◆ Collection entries
=== Begin Enclosure ===

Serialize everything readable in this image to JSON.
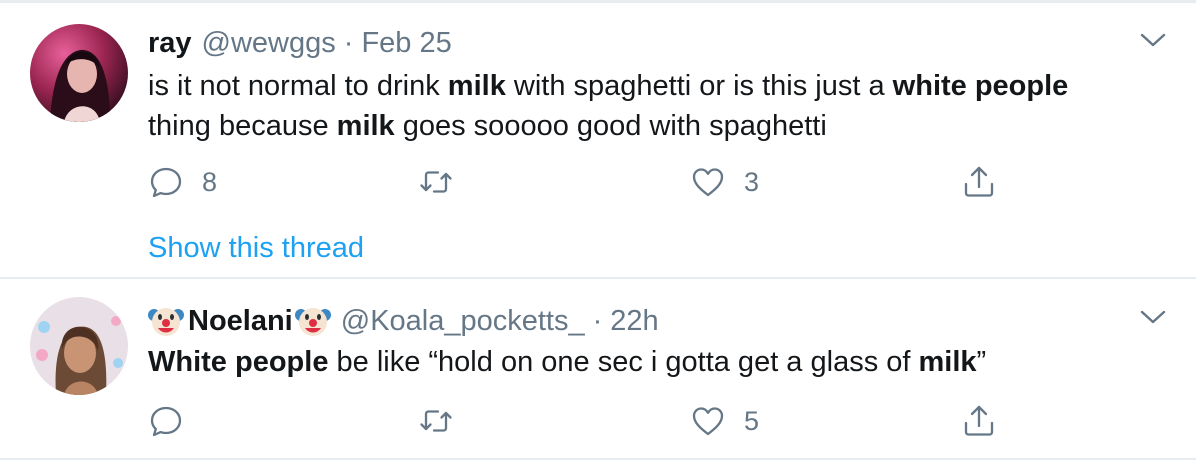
{
  "tweets": [
    {
      "name": "ray",
      "handle": "@wewggs",
      "dot": "·",
      "time": "Feb 25",
      "body_segments": [
        {
          "text": "is it not normal to drink ",
          "bold": false
        },
        {
          "text": "milk",
          "bold": true
        },
        {
          "text": " with spaghetti or is this just a ",
          "bold": false
        },
        {
          "text": "white people",
          "bold": true
        },
        {
          "text": " thing because ",
          "bold": false
        },
        {
          "text": "milk",
          "bold": true
        },
        {
          "text": " goes sooooo good with spaghetti",
          "bold": false
        }
      ],
      "reply_count": "8",
      "retweet_count": "",
      "like_count": "3",
      "show_thread": "Show this thread"
    },
    {
      "name": "Noelani",
      "handle": "@Koala_pocketts_",
      "dot": "·",
      "time": "22h",
      "name_emoji": "clown-face-icon",
      "body_segments": [
        {
          "text": "White people",
          "bold": true
        },
        {
          "text": " be like “hold on one sec i gotta get a glass of ",
          "bold": false
        },
        {
          "text": "milk",
          "bold": true
        },
        {
          "text": "”",
          "bold": false
        }
      ],
      "reply_count": "",
      "retweet_count": "",
      "like_count": "5"
    }
  ],
  "colors": {
    "text": "#14171a",
    "secondary": "#657786",
    "link": "#1da1f2",
    "divider": "#e6ecf0"
  }
}
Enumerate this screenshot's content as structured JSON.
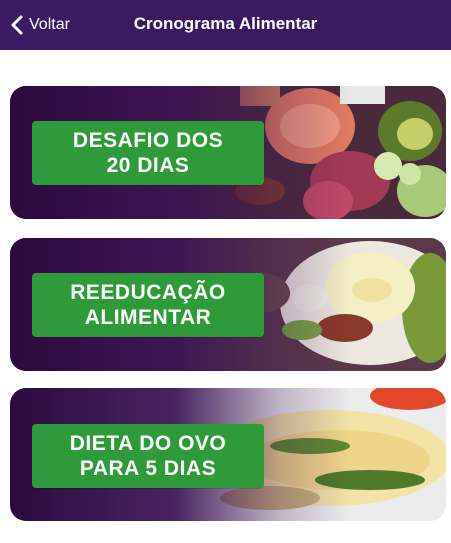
{
  "header": {
    "back_label": "Voltar",
    "title": "Cronograma Alimentar"
  },
  "cards": [
    {
      "line1": "DESAFIO DOS",
      "line2": "20 DIAS"
    },
    {
      "line1": "REEDUCAÇÃO",
      "line2": "ALIMENTAR"
    },
    {
      "line1": "DIETA DO OVO",
      "line2": "PARA 5 DIAS"
    }
  ],
  "colors": {
    "navbar": "#3a1a63",
    "card_overlay": "#3c1255",
    "button_green": "#2e9a3a"
  },
  "icons": {
    "back": "chevron-left-icon"
  }
}
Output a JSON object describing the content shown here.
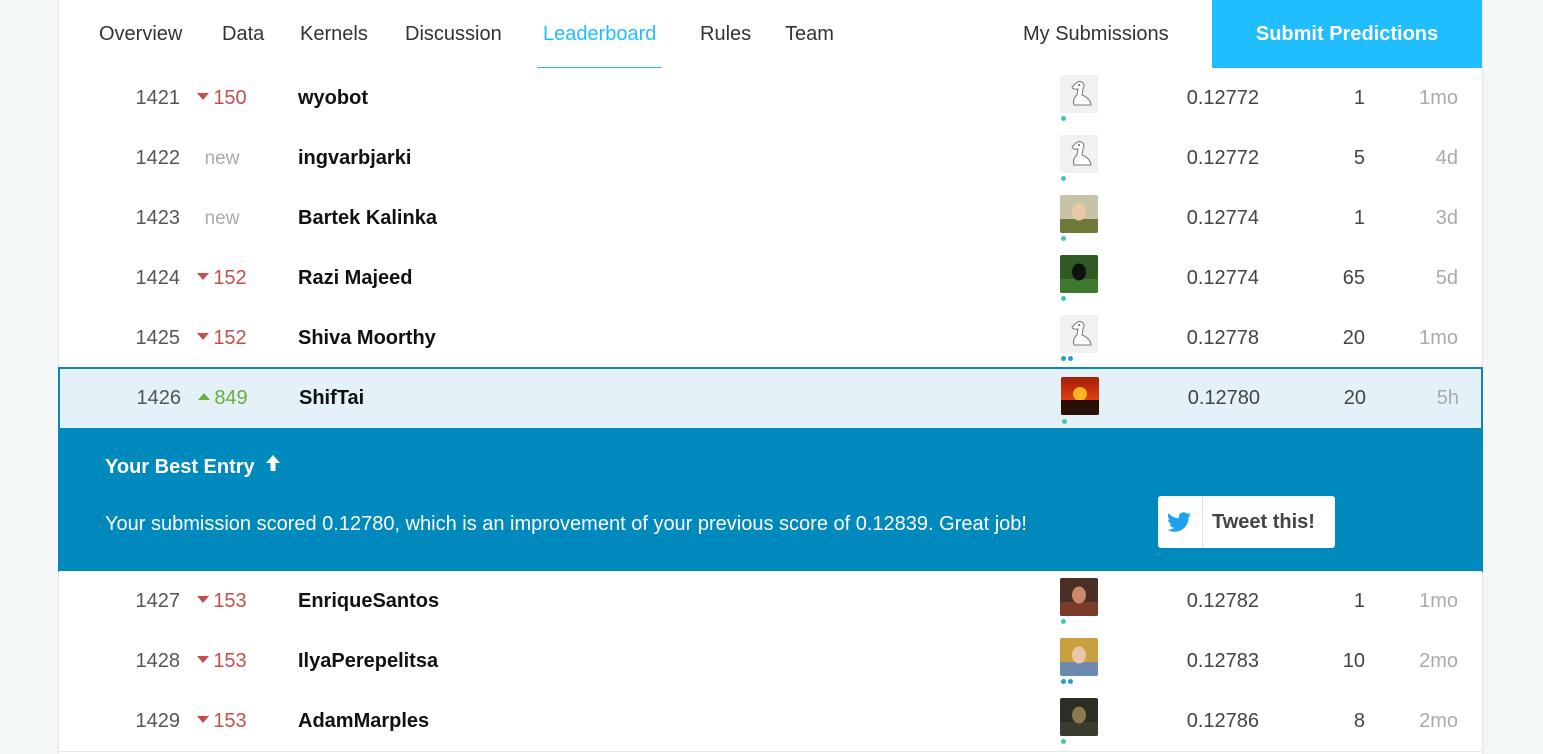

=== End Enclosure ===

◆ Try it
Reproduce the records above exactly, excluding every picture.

◆ Response area
Serialize everything readable in this image to JSON.
{
  "tweets": [
    {
      "name": "ray",
      "handle": "@wewggs",
      "dot": "·",
      "time": "Feb 25",
      "body_segments": [
        {
          "text": "is it not normal to drink ",
          "bold": false
        },
        {
          "text": "milk",
          "bold": true
        },
        {
          "text": " with spaghetti or is this just a ",
          "bold": false
        },
        {
          "text": "white people",
          "bold": true
        },
        {
          "text": " thing because ",
          "bold": false
        },
        {
          "text": "milk",
          "bold": true
        },
        {
          "text": " goes sooooo good with spaghetti",
          "bold": false
        }
      ],
      "reply_count": "8",
      "retweet_count": "",
      "like_count": "3",
      "show_thread": "Show this thread"
    },
    {
      "name": "Noelani",
      "handle": "@Koala_pocketts_",
      "dot": "·",
      "time": "22h",
      "name_emoji": "clown-face-icon",
      "body_segments": [
        {
          "text": "White people",
          "bold": true
        },
        {
          "text": " be like “hold on one sec i gotta get a glass of ",
          "bold": false
        },
        {
          "text": "milk",
          "bold": true
        },
        {
          "text": "”",
          "bold": false
        }
      ],
      "reply_count": "",
      "retweet_count": "",
      "like_count": "5"
    }
  ],
  "colors": {
    "text": "#14171a",
    "secondary": "#657786",
    "link": "#1da1f2",
    "divider": "#e6ecf0"
  }
}
Enumerate this screenshot's content as structured JSON.
{
  "header": {
    "back_label": "Voltar",
    "title": "Cronograma Alimentar"
  },
  "cards": [
    {
      "line1": "DESAFIO DOS",
      "line2": "20 DIAS"
    },
    {
      "line1": "REEDUCAÇÃO",
      "line2": "ALIMENTAR"
    },
    {
      "line1": "DIETA DO OVO",
      "line2": "PARA 5 DIAS"
    }
  ],
  "colors": {
    "navbar": "#3a1a63",
    "card_overlay": "#3c1255",
    "button_green": "#2e9a3a"
  },
  "icons": {
    "back": "chevron-left-icon"
  }
}
Output a JSON object describing the content shown here.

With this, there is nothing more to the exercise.